[App and web page records]
▼

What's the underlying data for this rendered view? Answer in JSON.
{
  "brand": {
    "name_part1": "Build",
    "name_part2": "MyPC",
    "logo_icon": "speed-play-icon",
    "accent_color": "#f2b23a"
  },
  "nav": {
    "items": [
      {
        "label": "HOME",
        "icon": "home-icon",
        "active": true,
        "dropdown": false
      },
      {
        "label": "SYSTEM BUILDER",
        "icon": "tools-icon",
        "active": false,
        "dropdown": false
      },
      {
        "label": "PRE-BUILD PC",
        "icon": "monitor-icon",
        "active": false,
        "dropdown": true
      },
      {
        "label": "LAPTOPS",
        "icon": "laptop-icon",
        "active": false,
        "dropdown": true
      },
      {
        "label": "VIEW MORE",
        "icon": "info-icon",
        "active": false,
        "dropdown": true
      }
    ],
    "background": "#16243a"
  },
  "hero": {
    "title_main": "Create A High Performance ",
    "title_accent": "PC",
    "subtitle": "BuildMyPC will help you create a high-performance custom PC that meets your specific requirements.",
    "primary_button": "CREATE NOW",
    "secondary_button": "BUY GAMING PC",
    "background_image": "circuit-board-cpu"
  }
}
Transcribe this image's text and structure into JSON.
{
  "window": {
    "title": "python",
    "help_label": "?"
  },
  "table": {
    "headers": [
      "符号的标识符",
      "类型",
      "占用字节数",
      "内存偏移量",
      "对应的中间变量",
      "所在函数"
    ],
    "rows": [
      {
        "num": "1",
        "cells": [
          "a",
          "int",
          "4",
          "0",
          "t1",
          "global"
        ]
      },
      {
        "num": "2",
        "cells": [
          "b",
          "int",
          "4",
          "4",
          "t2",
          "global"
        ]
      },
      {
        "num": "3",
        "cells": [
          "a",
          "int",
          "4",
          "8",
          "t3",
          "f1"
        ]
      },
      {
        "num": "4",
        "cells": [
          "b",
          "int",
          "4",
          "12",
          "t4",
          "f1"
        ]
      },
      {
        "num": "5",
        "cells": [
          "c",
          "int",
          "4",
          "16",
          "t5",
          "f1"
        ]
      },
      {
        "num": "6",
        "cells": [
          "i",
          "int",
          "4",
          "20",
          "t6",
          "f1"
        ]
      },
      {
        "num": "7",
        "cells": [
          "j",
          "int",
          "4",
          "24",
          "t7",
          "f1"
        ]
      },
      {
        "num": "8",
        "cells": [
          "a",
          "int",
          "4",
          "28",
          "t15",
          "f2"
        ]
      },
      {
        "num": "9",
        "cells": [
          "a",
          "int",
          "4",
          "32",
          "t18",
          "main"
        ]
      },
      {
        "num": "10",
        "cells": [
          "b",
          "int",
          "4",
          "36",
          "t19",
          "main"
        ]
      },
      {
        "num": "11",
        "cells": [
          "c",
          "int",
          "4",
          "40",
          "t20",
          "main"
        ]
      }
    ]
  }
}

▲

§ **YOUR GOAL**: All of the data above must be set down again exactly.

§ **SOLUTION TO THIS TASK**:
What's the underlying data for this rendered view? Answer in JSON.
{
  "brand": {
    "name_part1": "Build",
    "name_part2": "MyPC",
    "logo_icon": "speed-play-icon",
    "accent_color": "#f2b23a"
  },
  "nav": {
    "items": [
      {
        "label": "HOME",
        "icon": "home-icon",
        "active": true,
        "dropdown": false
      },
      {
        "label": "SYSTEM BUILDER",
        "icon": "tools-icon",
        "active": false,
        "dropdown": false
      },
      {
        "label": "PRE-BUILD PC",
        "icon": "monitor-icon",
        "active": false,
        "dropdown": true
      },
      {
        "label": "LAPTOPS",
        "icon": "laptop-icon",
        "active": false,
        "dropdown": true
      },
      {
        "label": "VIEW MORE",
        "icon": "info-icon",
        "active": false,
        "dropdown": true
      }
    ],
    "background": "#16243a"
  },
  "hero": {
    "title_main": "Create A High Performance ",
    "title_accent": "PC",
    "subtitle": "BuildMyPC will help you create a high-performance custom PC that meets your specific requirements.",
    "primary_button": "CREATE NOW",
    "secondary_button": "BUY GAMING PC",
    "background_image": "circuit-board-cpu"
  }
}
Transcribe this image's text and structure into JSON.
{
  "window": {
    "title": "python",
    "help_label": "?"
  },
  "table": {
    "headers": [
      "符号的标识符",
      "类型",
      "占用字节数",
      "内存偏移量",
      "对应的中间变量",
      "所在函数"
    ],
    "rows": [
      {
        "num": "1",
        "cells": [
          "a",
          "int",
          "4",
          "0",
          "t1",
          "global"
        ]
      },
      {
        "num": "2",
        "cells": [
          "b",
          "int",
          "4",
          "4",
          "t2",
          "global"
        ]
      },
      {
        "num": "3",
        "cells": [
          "a",
          "int",
          "4",
          "8",
          "t3",
          "f1"
        ]
      },
      {
        "num": "4",
        "cells": [
          "b",
          "int",
          "4",
          "12",
          "t4",
          "f1"
        ]
      },
      {
        "num": "5",
        "cells": [
          "c",
          "int",
          "4",
          "16",
          "t5",
          "f1"
        ]
      },
      {
        "num": "6",
        "cells": [
          "i",
          "int",
          "4",
          "20",
          "t6",
          "f1"
        ]
      },
      {
        "num": "7",
        "cells": [
          "j",
          "int",
          "4",
          "24",
          "t7",
          "f1"
        ]
      },
      {
        "num": "8",
        "cells": [
          "a",
          "int",
          "4",
          "28",
          "t15",
          "f2"
        ]
      },
      {
        "num": "9",
        "cells": [
          "a",
          "int",
          "4",
          "32",
          "t18",
          "main"
        ]
      },
      {
        "num": "10",
        "cells": [
          "b",
          "int",
          "4",
          "36",
          "t19",
          "main"
        ]
      },
      {
        "num": "11",
        "cells": [
          "c",
          "int",
          "4",
          "40",
          "t20",
          "main"
        ]
      }
    ]
  }
}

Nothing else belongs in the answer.